Saturday, November 24, 2012

Narrows reflection

I recently found this image from the Narrows in Zion National Park while going through my Lightroom library. The image is a composite of 9 images to create a very high resolution image and I hadn't noticed while shooting it that I had blown out (i.e. it was overexposed outside of the range of the camera's sensor) the cliff in the back. At the time, Lightroom wasn't able to bring these back to anything resembling nice color so I never bothered stitching the images. However the latest Lightroom versions are far better at this and surprisingly by just dialing back the exposure slider a little on the individual raw files, suddenly a blue sky showed up and detail in the rock appeared. So after some stitching and editing (mostly some dodging and burning) the image below was created that I am very happy with.

Narrow reflection. Buy a print. Image on flickr. Image on facebook. On Google+
High resolution composite from 9 images from Nikon D300, Nikkor 18-55mm at 24 mm, f/16, 0.6s, ISO 200.

Friday, November 9, 2012

The importance of white balance revisited

A little post for all you photographers out there. This is a revisit of an older post that gets a fair amount of hits every month. In the previous post I showed how the white balance setting in your raw converter, whether it is your camera or in software, has an enormous influence on the look and feel of an image. Also, there are many situations that simply confuse your camera's automatic white balance algorithms and so you often cannot trust it. This is especially true in landscape photography done at the edges of the day or in situations where there are deeply saturated colors present. A few days ago, I was photographing the sunset at a lake near my house and my D600, although far better at interpreting white balance correctly than any other camera I have shot with clearly got it wrong as should be evident from the image below.

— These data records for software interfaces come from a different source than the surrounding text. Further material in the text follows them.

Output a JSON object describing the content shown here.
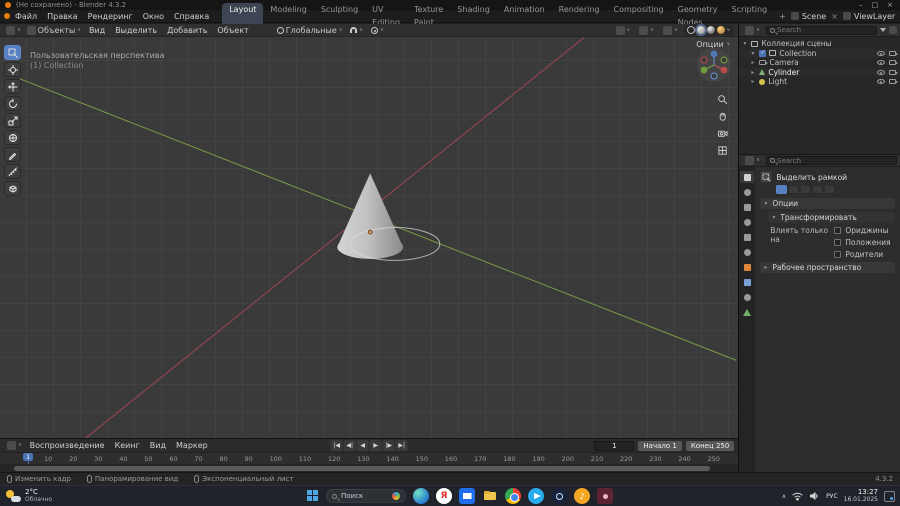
{
  "icons": {
    "caret": "∨",
    "close": "×",
    "check": "✓",
    "collapsed": "▸",
    "expanded": "▾"
  },
  "titlebar": {
    "title": "(Не сохранено) - Blender 4.3.2",
    "controls": [
      "–",
      "□",
      "×"
    ]
  },
  "topbar": {
    "menus": [
      "Файл",
      "Правка",
      "Рендеринг",
      "Окно",
      "Справка"
    ],
    "tabs": [
      {
        "label": "Layout",
        "active": true
      },
      {
        "label": "Modeling"
      },
      {
        "label": "Sculpting"
      },
      {
        "label": "UV Editing"
      },
      {
        "label": "Texture Paint"
      },
      {
        "label": "Shading"
      },
      {
        "label": "Animation"
      },
      {
        "label": "Rendering"
      },
      {
        "label": "Compositing"
      },
      {
        "label": "Geometry Nodes"
      },
      {
        "label": "Scripting"
      }
    ],
    "add_tab": "+",
    "scene_label": "Scene",
    "viewlayer_label": "ViewLayer"
  },
  "viewport_header": {
    "mode": "Объекты",
    "menus": [
      "Вид",
      "Выделить",
      "Добавить",
      "Объект"
    ],
    "orientation": "Глобальные"
  },
  "viewport": {
    "perspective_label": "Пользовательская перспектива",
    "collection_label": "(1) Collection",
    "options_label": "Опции"
  },
  "outliner": {
    "search_placeholder": "Search",
    "scene_collection": "Коллекция сцены",
    "items": [
      {
        "name": "Collection"
      },
      {
        "name": "Camera"
      },
      {
        "name": "Cylinder"
      },
      {
        "name": "Light"
      }
    ]
  },
  "properties": {
    "search_placeholder": "Search",
    "tool_name": "Выделить рамкой",
    "options_panel": "Опции",
    "transform_panel": "Трансформировать",
    "affect_only_label": "Влиять только на",
    "checkboxes": [
      "Ориджины",
      "Положения",
      "Родители"
    ],
    "workspace_panel": "Рабочее пространство"
  },
  "timeline": {
    "menus": [
      "Воспроизведение",
      "Кеинг",
      "Вид",
      "Маркер"
    ],
    "transport": [
      "|◀",
      "◀|",
      "◀",
      "▶",
      "|▶",
      "▶|"
    ],
    "current_frame": "1",
    "start_field": "Начало 1",
    "end_field": "Конец 250",
    "ruler": [
      "10",
      "20",
      "30",
      "40",
      "50",
      "60",
      "70",
      "80",
      "90",
      "100",
      "110",
      "120",
      "130",
      "140",
      "150",
      "160",
      "170",
      "180",
      "190",
      "200",
      "210",
      "220",
      "230",
      "240",
      "250"
    ]
  },
  "statusbar": {
    "hints": [
      "Изменить кадр",
      "Панорамирование вид",
      "Экспоненциальный лист"
    ],
    "version": "4.3.2"
  },
  "taskbar": {
    "weather_temp": "2°C",
    "weather_desc": "Облачно",
    "search_placeholder": "Поиск",
    "yandex_letter": "Я",
    "music_note": "♪",
    "chevron": "∧",
    "language": "РУС",
    "time": "13:27",
    "date": "16.01.2025"
  },
  "colors": {
    "accent": "#4772b3",
    "axis_x": "#9e4553",
    "axis_y": "#7a9a49"
  }
}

Click for bigger!
This was shot with a 3-stop graduated ND darkening up the sky. The left image shows what the camera thought of the color balance. It rendered the water weirdly green. The white balance it chose is actually pretty close to a tungsten white balance but with a large green value. It is pretty close to the out-of-camera jpeg as I chose landscape picture style and chose the same profile in Lightroom. second from left is the result of clicking on auto in Lightroom. This gives an interesting result with very blue water. I did not use a Blue/Yellow polarizing filter for this image so this does not correspond to what I saw, but is still an interesting image. Again, the automatic system thinks the white balance is close to that of a tungsten bulb. The right three images are daylight, cloudy, and shade in that order. Those all correspond to the mood of the scene much better and choosing between them comes down to taste I think. In fact I would choose close to "Cloudy" if I were pressed.
I haven't posted this and other images from this sunset yet except for the panorama I posted a few days ago where I actually went for the bluish look that the camera itself selected but will do so soon.

Thursday, November 8, 2012

Lightroom 4.3 RC supports retina displays

The just released LR 4.3 RC now supports retina displays (i.e HiDPI) in Develop as well as the minor support that was already there in Library. It's just gorgeous. Aperture already had this support but I prefer Lightroom myself. Check it out in the link above! Lightroom now also fully supports the D600 with camera profiles. Much appreciated!

Sunday, November 4, 2012

Standley Lake sunset panorama

Standley Lake sunset. Buy a print. On flickr. On facebook.
Assembled from 6 images Nikon D600, Nikkor 24-85 mm f/3.5-4.5 VR at 24 mm, f/16, 1/4s, ISO 100.

Much more to come from this place!

Saturday, November 3, 2012

Lost dollar aspen

Lost dollar Aspen. Buy a print. On flickr. On facebook. Google +.
High resolution composite assembled from 9 images. Nikon D300, Nikkor 18-55mm f/3.5-5.6 at 35mm, f/16, 1/30s, ISO 200.